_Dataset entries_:
····················

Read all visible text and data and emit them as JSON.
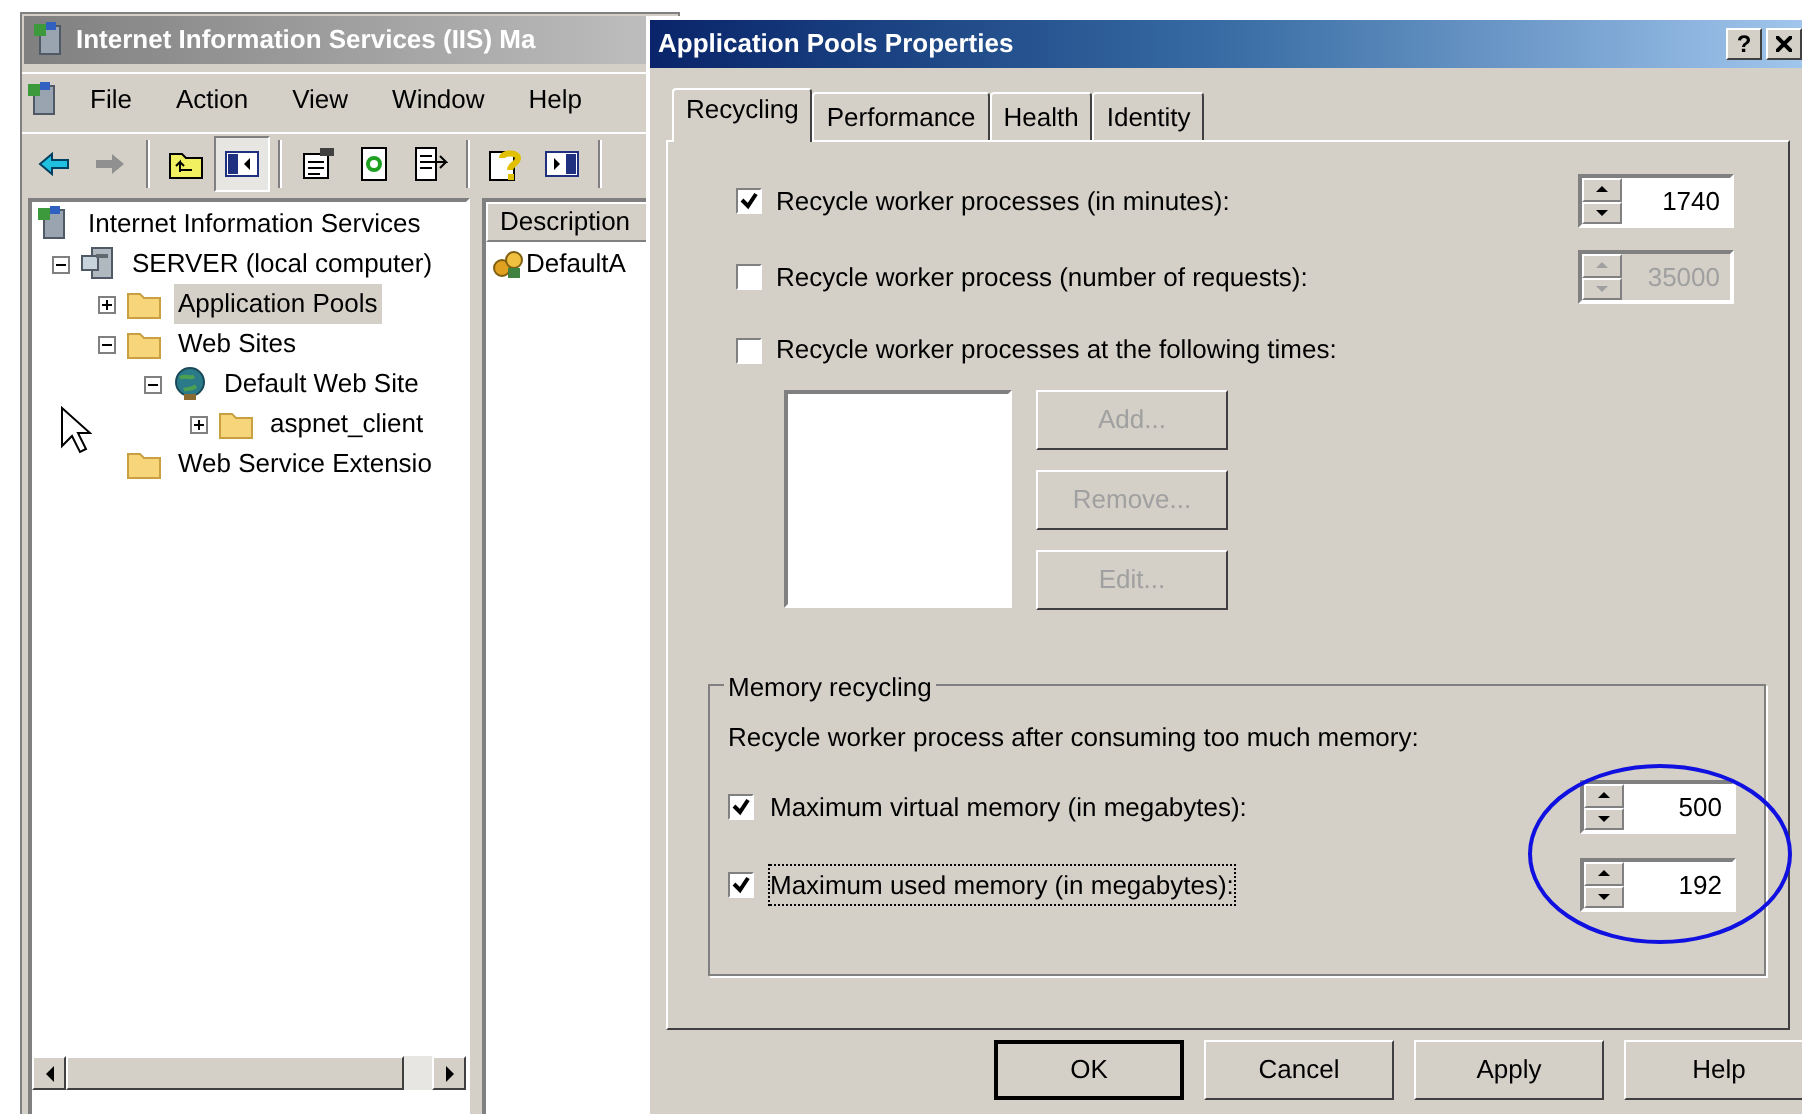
{
  "main_window": {
    "title": "Internet Information Services (IIS) Ma",
    "menu": [
      "File",
      "Action",
      "View",
      "Window",
      "Help"
    ],
    "toolbar": [
      {
        "kind": "back",
        "pressed": false
      },
      {
        "kind": "forward",
        "pressed": false
      },
      {
        "kind": "separator"
      },
      {
        "kind": "up",
        "pressed": false
      },
      {
        "kind": "tree",
        "pressed": true
      },
      {
        "kind": "separator"
      },
      {
        "kind": "properties",
        "pressed": false
      },
      {
        "kind": "refresh",
        "pressed": false
      },
      {
        "kind": "export",
        "pressed": false
      },
      {
        "kind": "separator"
      },
      {
        "kind": "help",
        "pressed": false
      },
      {
        "kind": "action",
        "pressed": false
      },
      {
        "kind": "separator"
      }
    ],
    "tree": [
      {
        "label": "Internet Information Services",
        "kind": "iis",
        "selected": false,
        "children": [
          {
            "label": "SERVER (local computer)",
            "kind": "server",
            "selected": false,
            "expanded": true,
            "children": [
              {
                "label": "Application Pools",
                "kind": "folder",
                "selected": true,
                "expanded": false
              },
              {
                "label": "Web Sites",
                "kind": "folder",
                "selected": false,
                "expanded": true,
                "children": [
                  {
                    "label": "Default Web Site",
                    "kind": "globe",
                    "selected": false,
                    "expanded": true,
                    "children": [
                      {
                        "label": "aspnet_client",
                        "kind": "folder",
                        "selected": false,
                        "expanded": false
                      }
                    ]
                  }
                ]
              },
              {
                "label": "Web Service Extensio",
                "kind": "folder",
                "selected": false
              }
            ]
          }
        ]
      }
    ],
    "list": {
      "columns": [
        "Description"
      ],
      "rows": [
        "DefaultA"
      ]
    }
  },
  "dialog": {
    "title": "Application Pools Properties",
    "help_button": "?",
    "tabs": [
      {
        "label": "Recycling",
        "selected": true
      },
      {
        "label": "Performance",
        "selected": false
      },
      {
        "label": "Health",
        "selected": false
      },
      {
        "label": "Identity",
        "selected": false
      }
    ],
    "recycling": [
      {
        "label": "Recycle worker processes (in minutes):",
        "checked": true,
        "value": "1740",
        "disabled": false
      },
      {
        "label": "Recycle worker process (number of requests):",
        "checked": false,
        "value": "35000",
        "disabled": true
      }
    ],
    "schedule": {
      "label": "Recycle worker processes at the following times:",
      "checked": false,
      "buttons": [
        {
          "label": "Add...",
          "disabled": true
        },
        {
          "label": "Remove...",
          "disabled": true
        },
        {
          "label": "Edit...",
          "disabled": true
        }
      ]
    },
    "memory": {
      "title": "Memory recycling",
      "description": "Recycle worker process after consuming too much memory:",
      "rows": [
        {
          "label": "Maximum virtual memory (in megabytes):",
          "checked": true,
          "value": "500",
          "focused": false
        },
        {
          "label": "Maximum used memory (in megabytes):",
          "checked": true,
          "value": "192",
          "focused": true
        }
      ]
    },
    "highlight": {
      "kind": "ellipse"
    },
    "buttons": [
      {
        "label": "OK",
        "default": true
      },
      {
        "label": "Cancel",
        "default": false
      },
      {
        "label": "Apply",
        "default": false
      },
      {
        "label": "Help",
        "default": false
      }
    ]
  }
}
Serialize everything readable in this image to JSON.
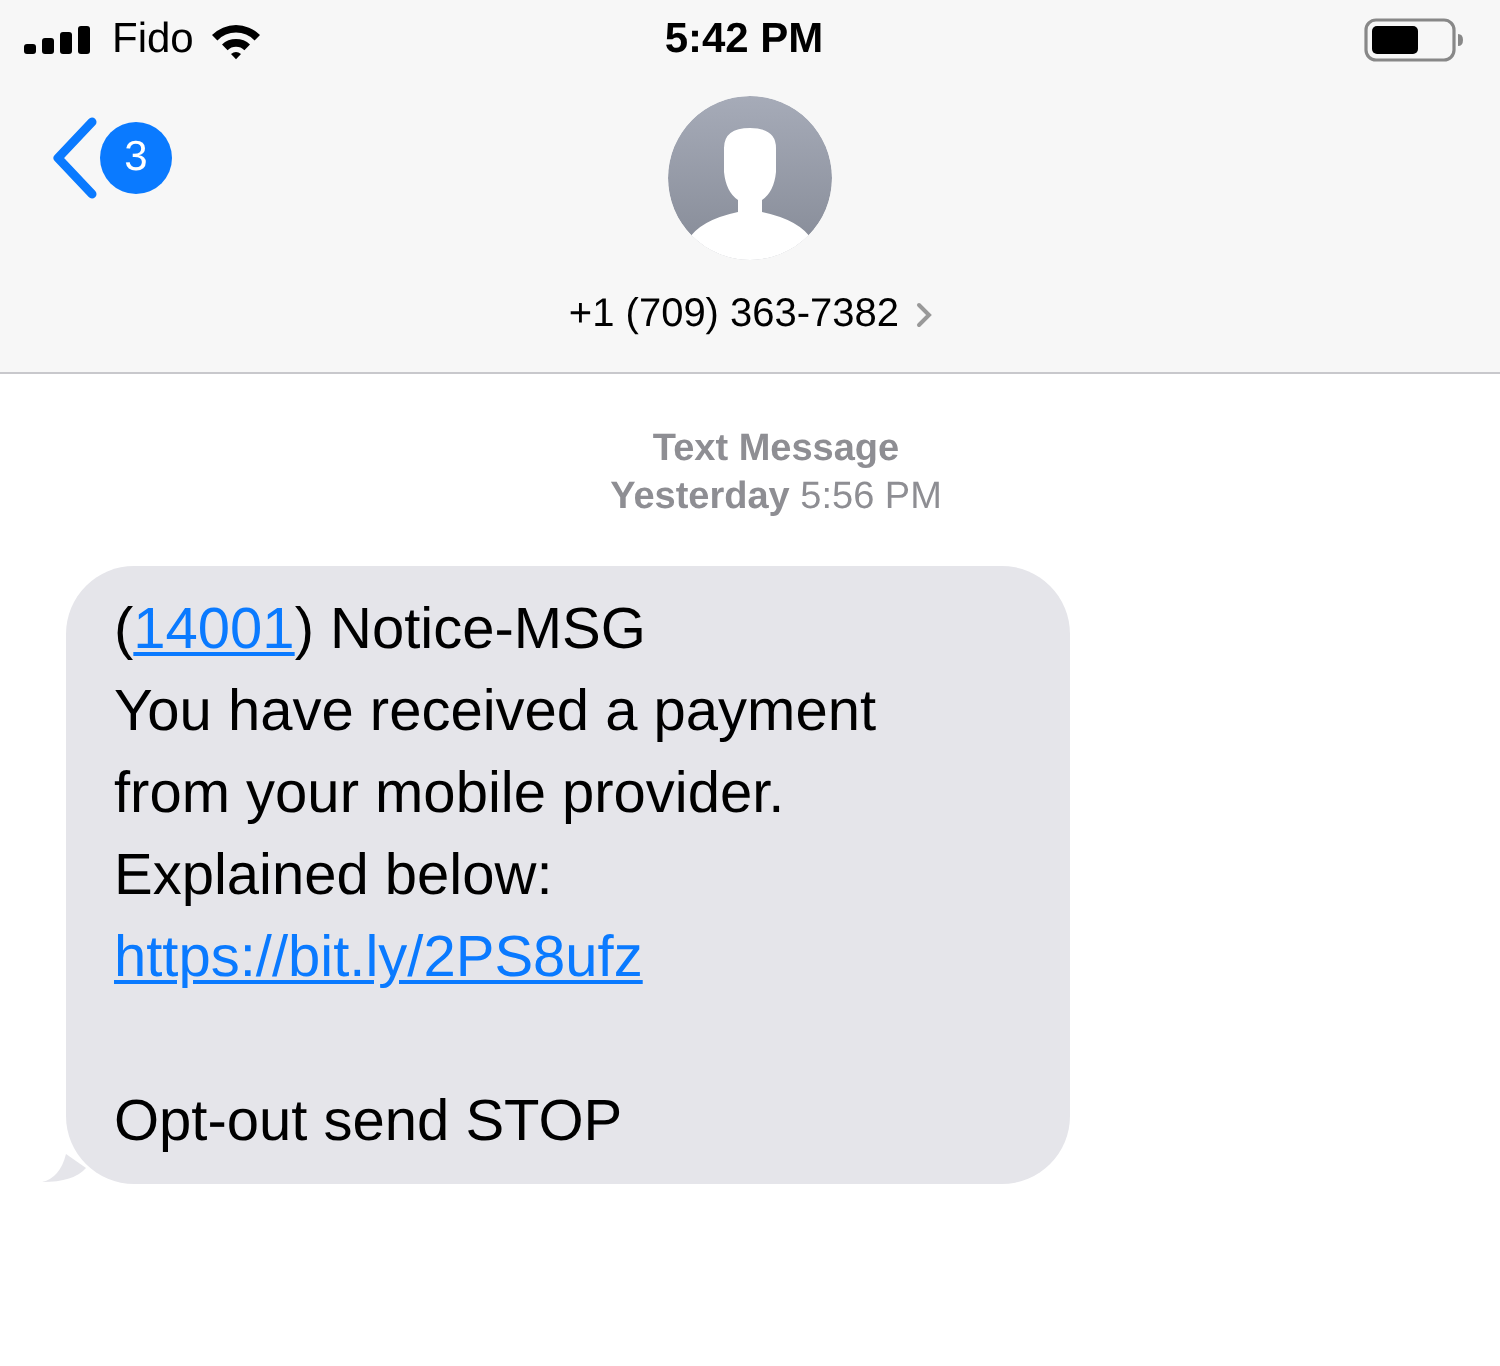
{
  "status_bar": {
    "carrier": "Fido",
    "time": "5:42 PM"
  },
  "header": {
    "unread_count": "3",
    "contact": "+1 (709) 363-7382"
  },
  "thread": {
    "service": "Text Message",
    "timestamp": "**Yesterday** 5:56 PM"
  },
  "message": {
    "paragraphs": [
      {
        "lines": [
          [
            {
              "kind": "text",
              "text": "("
            },
            {
              "kind": "link",
              "text": "14001"
            },
            {
              "kind": "text",
              "text": ") Notice-MSG"
            }
          ],
          [
            {
              "kind": "text",
              "text": "You have received a payment"
            }
          ],
          [
            {
              "kind": "text",
              "text": "from your mobile provider."
            }
          ],
          [
            {
              "kind": "text",
              "text": "Explained below:"
            }
          ],
          [
            {
              "kind": "link",
              "text": "https://bit.ly/2PS8ufz"
            }
          ]
        ]
      },
      {
        "lines": [
          [
            {
              "kind": "text",
              "text": "Opt-out send STOP"
            }
          ]
        ]
      }
    ]
  }
}
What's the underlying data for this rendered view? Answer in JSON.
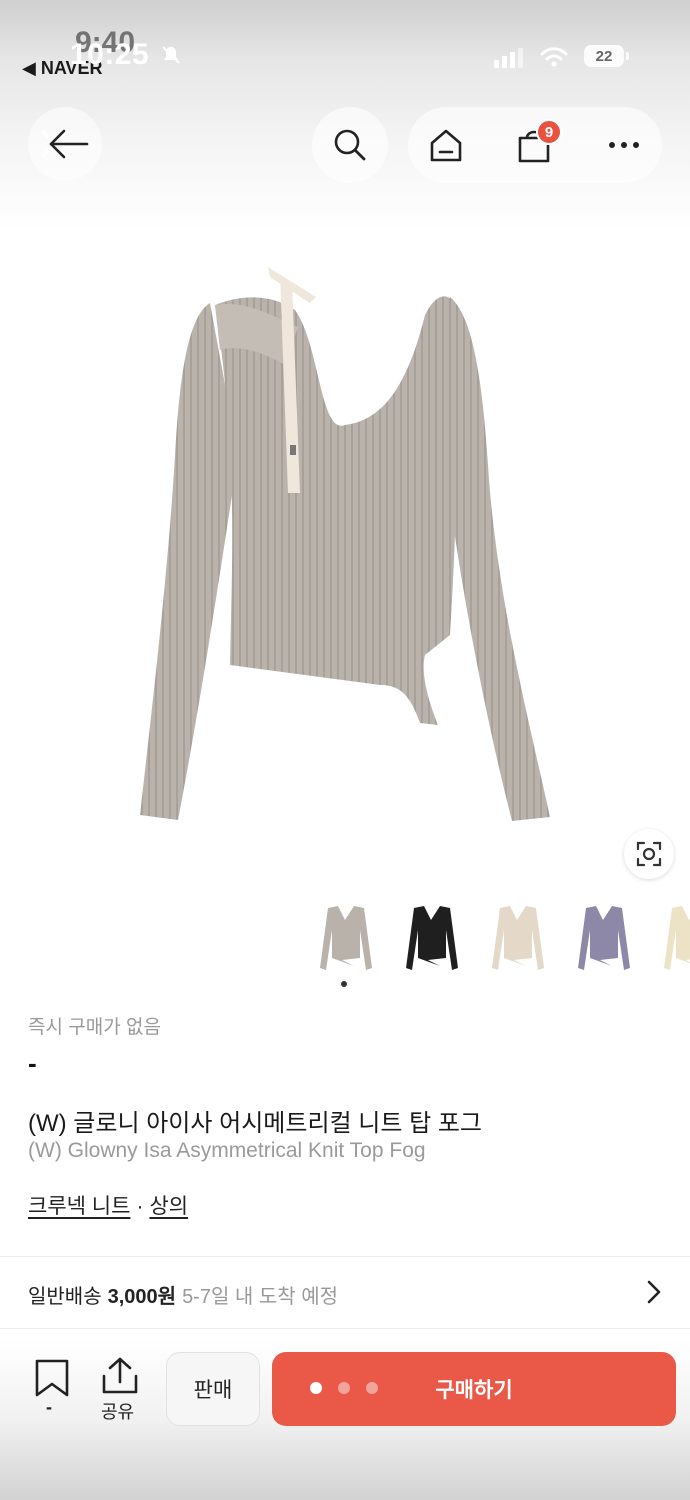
{
  "status_bar": {
    "time": "10:25",
    "time_behind": "9:40",
    "back_app": "◀ NAVER",
    "battery": "22"
  },
  "top_nav": {
    "cart_count": "9",
    "icons": [
      "close-icon",
      "back-arrow-icon",
      "search-icon",
      "home-icon",
      "shopping-bag-icon",
      "more-icon"
    ]
  },
  "product": {
    "image_alt": "grey ribbed asymmetrical knit top",
    "color_options": [
      "grey",
      "black",
      "cream",
      "lavender",
      "beige"
    ],
    "colors": {
      "grey": "#b8b2ab",
      "black": "#1f1f1f",
      "cream": "#e4d9c8",
      "lavender": "#8d88a8",
      "beige": "#ece2c6"
    },
    "no_instant_purchase": "즉시 구매가 없음",
    "price": "-",
    "name_ko": "(W) 글로니 아이사 어시메트리컬 니트 탑 포그",
    "name_en": "(W) Glowny Isa Asymmetrical Knit Top Fog",
    "category_1": "크루넥 니트",
    "category_sep": "·",
    "category_2": "상의"
  },
  "shipping": {
    "label": "일반배송",
    "price": "3,000원",
    "eta": "5-7일 내 도착 예정"
  },
  "bottom_bar": {
    "bookmark_count": "-",
    "share_label": "공유",
    "sell_label": "판매",
    "buy_label": "구매하기",
    "accent_color": "#ea5947"
  }
}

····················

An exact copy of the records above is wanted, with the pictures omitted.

Read all visible text and data and emit them as JSON.
{
  "main_window": {
    "title": "Internet Information Services (IIS) Ma",
    "menu": [
      "File",
      "Action",
      "View",
      "Window",
      "Help"
    ],
    "toolbar": [
      {
        "kind": "back",
        "pressed": false
      },
      {
        "kind": "forward",
        "pressed": false
      },
      {
        "kind": "separator"
      },
      {
        "kind": "up",
        "pressed": false
      },
      {
        "kind": "tree",
        "pressed": true
      },
      {
        "kind": "separator"
      },
      {
        "kind": "properties",
        "pressed": false
      },
      {
        "kind": "refresh",
        "pressed": false
      },
      {
        "kind": "export",
        "pressed": false
      },
      {
        "kind": "separator"
      },
      {
        "kind": "help",
        "pressed": false
      },
      {
        "kind": "action",
        "pressed": false
      },
      {
        "kind": "separator"
      }
    ],
    "tree": [
      {
        "label": "Internet Information Services",
        "kind": "iis",
        "selected": false,
        "children": [
          {
            "label": "SERVER (local computer)",
            "kind": "server",
            "selected": false,
            "expanded": true,
            "children": [
              {
                "label": "Application Pools",
                "kind": "folder",
                "selected": true,
                "expanded": false
              },
              {
                "label": "Web Sites",
                "kind": "folder",
                "selected": false,
                "expanded": true,
                "children": [
                  {
                    "label": "Default Web Site",
                    "kind": "globe",
                    "selected": false,
                    "expanded": true,
                    "children": [
                      {
                        "label": "aspnet_client",
                        "kind": "folder",
                        "selected": false,
                        "expanded": false
                      }
                    ]
                  }
                ]
              },
              {
                "label": "Web Service Extensio",
                "kind": "folder",
                "selected": false
              }
            ]
          }
        ]
      }
    ],
    "list": {
      "columns": [
        "Description"
      ],
      "rows": [
        "DefaultA"
      ]
    }
  },
  "dialog": {
    "title": "Application Pools Properties",
    "help_button": "?",
    "tabs": [
      {
        "label": "Recycling",
        "selected": true
      },
      {
        "label": "Performance",
        "selected": false
      },
      {
        "label": "Health",
        "selected": false
      },
      {
        "label": "Identity",
        "selected": false
      }
    ],
    "recycling": [
      {
        "label": "Recycle worker processes (in minutes):",
        "checked": true,
        "value": "1740",
        "disabled": false
      },
      {
        "label": "Recycle worker process (number of requests):",
        "checked": false,
        "value": "35000",
        "disabled": true
      }
    ],
    "schedule": {
      "label": "Recycle worker processes at the following times:",
      "checked": false,
      "buttons": [
        {
          "label": "Add...",
          "disabled": true
        },
        {
          "label": "Remove...",
          "disabled": true
        },
        {
          "label": "Edit...",
          "disabled": true
        }
      ]
    },
    "memory": {
      "title": "Memory recycling",
      "description": "Recycle worker process after consuming too much memory:",
      "rows": [
        {
          "label": "Maximum virtual memory (in megabytes):",
          "checked": true,
          "value": "500",
          "focused": false
        },
        {
          "label": "Maximum used memory (in megabytes):",
          "checked": true,
          "value": "192",
          "focused": true
        }
      ]
    },
    "highlight": {
      "kind": "ellipse"
    },
    "buttons": [
      {
        "label": "OK",
        "default": true
      },
      {
        "label": "Cancel",
        "default": false
      },
      {
        "label": "Apply",
        "default": false
      },
      {
        "label": "Help",
        "default": false
      }
    ]
  }
}
Serialize everything readable in this image to JSON.
{
  "status_bar": {
    "carrier": "Fido",
    "time": "5:42 PM"
  },
  "header": {
    "unread_count": "3",
    "contact": "+1 (709) 363-7382"
  },
  "thread": {
    "service": "Text Message",
    "timestamp": "**Yesterday** 5:56 PM"
  },
  "message": {
    "paragraphs": [
      {
        "lines": [
          [
            {
              "kind": "text",
              "text": "("
            },
            {
              "kind": "link",
              "text": "14001"
            },
            {
              "kind": "text",
              "text": ") Notice-MSG"
            }
          ],
          [
            {
              "kind": "text",
              "text": "You have received a payment"
            }
          ],
          [
            {
              "kind": "text",
              "text": "from your mobile provider."
            }
          ],
          [
            {
              "kind": "text",
              "text": "Explained below:"
            }
          ],
          [
            {
              "kind": "link",
              "text": "https://bit.ly/2PS8ufz"
            }
          ]
        ]
      },
      {
        "lines": [
          [
            {
              "kind": "text",
              "text": "Opt-out send STOP"
            }
          ]
        ]
      }
    ]
  }
}
What's the underlying data for this rendered view? Answer in JSON.
{
  "status_bar": {
    "time": "10:25",
    "time_behind": "9:40",
    "back_app": "◀ NAVER",
    "battery": "22"
  },
  "top_nav": {
    "cart_count": "9",
    "icons": [
      "close-icon",
      "back-arrow-icon",
      "search-icon",
      "home-icon",
      "shopping-bag-icon",
      "more-icon"
    ]
  },
  "product": {
    "image_alt": "grey ribbed asymmetrical knit top",
    "color_options": [
      "grey",
      "black",
      "cream",
      "lavender",
      "beige"
    ],
    "colors": {
      "grey": "#b8b2ab",
      "black": "#1f1f1f",
      "cream": "#e4d9c8",
      "lavender": "#8d88a8",
      "beige": "#ece2c6"
    },
    "no_instant_purchase": "즉시 구매가 없음",
    "price": "-",
    "name_ko": "(W) 글로니 아이사 어시메트리컬 니트 탑 포그",
    "name_en": "(W) Glowny Isa Asymmetrical Knit Top Fog",
    "category_1": "크루넥 니트",
    "category_sep": "·",
    "category_2": "상의"
  },
  "shipping": {
    "label": "일반배송",
    "price": "3,000원",
    "eta": "5-7일 내 도착 예정"
  },
  "bottom_bar": {
    "bookmark_count": "-",
    "share_label": "공유",
    "sell_label": "판매",
    "buy_label": "구매하기",
    "accent_color": "#ea5947"
  }
}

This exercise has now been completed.